	(but now, in a mouse-type independent packet format). This is
	basically what gpm -R does.

	Pointer starts to move on the screen.

 5b.	Detection Program wasn't able to detect mouse type. It doesn't
	do anything. Pointer doesn't move, user has to select mouse
	manually.

NB: How does XF86Config set the mouse type? I assume there's an X
extension?  If so, in step 5, we can also tell the X server what mouse
to use (if we know what to use), and exit. This is a lot better than
the fifo approach.



Mode of Operation

What the program does is open all available devices for reading.
Whenever it gets a byte, it lets all drivers (currently psaux, microsoft,
logitech) have a look at it. If the driver can make sense of the
packet, fine. If any driver is able to successfully decode 20 mouse
packets in a row, it is considered _the_ driver.

Serial mice are a bit special, since they use different line settings
etc. So there's a serial 'meta' driver that sets the line characteristics
to those of each driver in turn.

Currently, I'm able to detect either ps2 or an M$-compatible mouse
fairly reliably. I haven't tested the logitech code. If you don't jiggle
the mouse too hard, detection is faster; otherwise, it will start with
a few false guesses before settling on the right one.
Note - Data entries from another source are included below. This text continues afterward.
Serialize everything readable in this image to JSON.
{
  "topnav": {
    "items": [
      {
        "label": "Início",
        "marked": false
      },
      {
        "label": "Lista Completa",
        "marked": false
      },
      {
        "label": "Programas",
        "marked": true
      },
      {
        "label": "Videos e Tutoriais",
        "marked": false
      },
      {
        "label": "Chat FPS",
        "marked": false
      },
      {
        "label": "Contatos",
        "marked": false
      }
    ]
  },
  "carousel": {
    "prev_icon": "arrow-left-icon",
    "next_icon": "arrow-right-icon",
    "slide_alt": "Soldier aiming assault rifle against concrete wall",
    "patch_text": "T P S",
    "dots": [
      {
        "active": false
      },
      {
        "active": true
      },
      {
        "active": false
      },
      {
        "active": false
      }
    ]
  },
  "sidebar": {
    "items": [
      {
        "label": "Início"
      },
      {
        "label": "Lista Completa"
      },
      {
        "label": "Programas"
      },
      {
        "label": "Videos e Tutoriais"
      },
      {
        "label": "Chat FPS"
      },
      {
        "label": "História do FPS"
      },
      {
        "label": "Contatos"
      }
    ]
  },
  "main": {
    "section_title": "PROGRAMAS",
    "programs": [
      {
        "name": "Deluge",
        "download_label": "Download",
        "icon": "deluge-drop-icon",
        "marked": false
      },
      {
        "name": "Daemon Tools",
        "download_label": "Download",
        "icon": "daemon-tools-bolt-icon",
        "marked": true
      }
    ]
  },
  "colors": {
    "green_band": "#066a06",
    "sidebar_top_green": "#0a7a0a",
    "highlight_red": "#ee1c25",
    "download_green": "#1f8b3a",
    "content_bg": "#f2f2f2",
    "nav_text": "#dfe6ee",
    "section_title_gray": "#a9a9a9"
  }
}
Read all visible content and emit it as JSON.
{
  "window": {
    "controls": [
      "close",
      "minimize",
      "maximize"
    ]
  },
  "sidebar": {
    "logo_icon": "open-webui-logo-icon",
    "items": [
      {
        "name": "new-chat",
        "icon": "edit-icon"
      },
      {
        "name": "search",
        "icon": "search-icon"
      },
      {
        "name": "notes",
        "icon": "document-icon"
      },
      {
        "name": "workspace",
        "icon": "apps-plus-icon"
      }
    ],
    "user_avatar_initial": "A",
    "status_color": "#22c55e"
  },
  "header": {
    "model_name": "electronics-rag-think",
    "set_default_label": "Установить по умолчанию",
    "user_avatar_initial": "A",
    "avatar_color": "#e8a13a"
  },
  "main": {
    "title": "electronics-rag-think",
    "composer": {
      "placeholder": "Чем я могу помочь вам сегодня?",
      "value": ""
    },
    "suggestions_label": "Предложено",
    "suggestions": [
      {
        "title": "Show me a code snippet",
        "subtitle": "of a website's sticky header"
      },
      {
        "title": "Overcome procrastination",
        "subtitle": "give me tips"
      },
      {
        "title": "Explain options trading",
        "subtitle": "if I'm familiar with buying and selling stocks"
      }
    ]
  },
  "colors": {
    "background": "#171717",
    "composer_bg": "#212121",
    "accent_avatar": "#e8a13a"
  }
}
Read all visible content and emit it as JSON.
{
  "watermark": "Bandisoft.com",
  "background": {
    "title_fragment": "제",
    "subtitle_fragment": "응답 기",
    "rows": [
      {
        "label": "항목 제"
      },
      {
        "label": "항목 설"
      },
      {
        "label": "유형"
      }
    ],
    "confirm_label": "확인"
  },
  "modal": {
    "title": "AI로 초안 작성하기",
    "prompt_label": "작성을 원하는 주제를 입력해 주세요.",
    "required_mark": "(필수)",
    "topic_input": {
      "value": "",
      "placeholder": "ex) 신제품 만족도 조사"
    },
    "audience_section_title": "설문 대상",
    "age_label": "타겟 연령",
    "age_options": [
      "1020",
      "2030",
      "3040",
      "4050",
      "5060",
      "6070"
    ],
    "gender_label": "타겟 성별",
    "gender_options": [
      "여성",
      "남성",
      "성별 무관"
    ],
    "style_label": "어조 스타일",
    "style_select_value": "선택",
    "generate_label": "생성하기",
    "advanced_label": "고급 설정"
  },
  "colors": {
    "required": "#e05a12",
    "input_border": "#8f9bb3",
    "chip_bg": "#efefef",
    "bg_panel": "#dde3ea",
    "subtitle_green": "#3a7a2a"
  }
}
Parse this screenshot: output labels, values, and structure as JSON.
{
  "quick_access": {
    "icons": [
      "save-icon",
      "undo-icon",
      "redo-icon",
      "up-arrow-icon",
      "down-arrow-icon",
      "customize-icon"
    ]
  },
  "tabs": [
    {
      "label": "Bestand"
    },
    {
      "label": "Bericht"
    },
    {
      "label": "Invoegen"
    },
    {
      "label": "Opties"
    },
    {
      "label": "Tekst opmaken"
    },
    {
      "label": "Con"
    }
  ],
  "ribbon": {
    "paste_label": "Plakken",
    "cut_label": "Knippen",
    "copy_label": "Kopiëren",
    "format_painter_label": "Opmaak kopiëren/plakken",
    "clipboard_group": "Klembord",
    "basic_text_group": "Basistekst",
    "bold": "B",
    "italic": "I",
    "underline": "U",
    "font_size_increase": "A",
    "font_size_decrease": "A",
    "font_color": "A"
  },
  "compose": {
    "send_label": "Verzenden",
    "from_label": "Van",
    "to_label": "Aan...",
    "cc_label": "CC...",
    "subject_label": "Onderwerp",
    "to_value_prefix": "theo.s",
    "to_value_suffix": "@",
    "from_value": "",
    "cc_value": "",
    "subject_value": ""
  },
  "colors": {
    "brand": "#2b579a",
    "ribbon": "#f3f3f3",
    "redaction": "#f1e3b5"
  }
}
Good packets are
those that can be decoded, have reasonable dx/dy values and no mouse
button pressed. (this might be improved by looking at the second
derivative, so to speak: changes in dx/dy values sent by the mouse
shouldn't be too large).

The question is whether this is really worth the trouble. Maybe we will
have as high a success rate if we use ps2 when able to open the device;
and ttyS0 with the M$ protocol otherwise.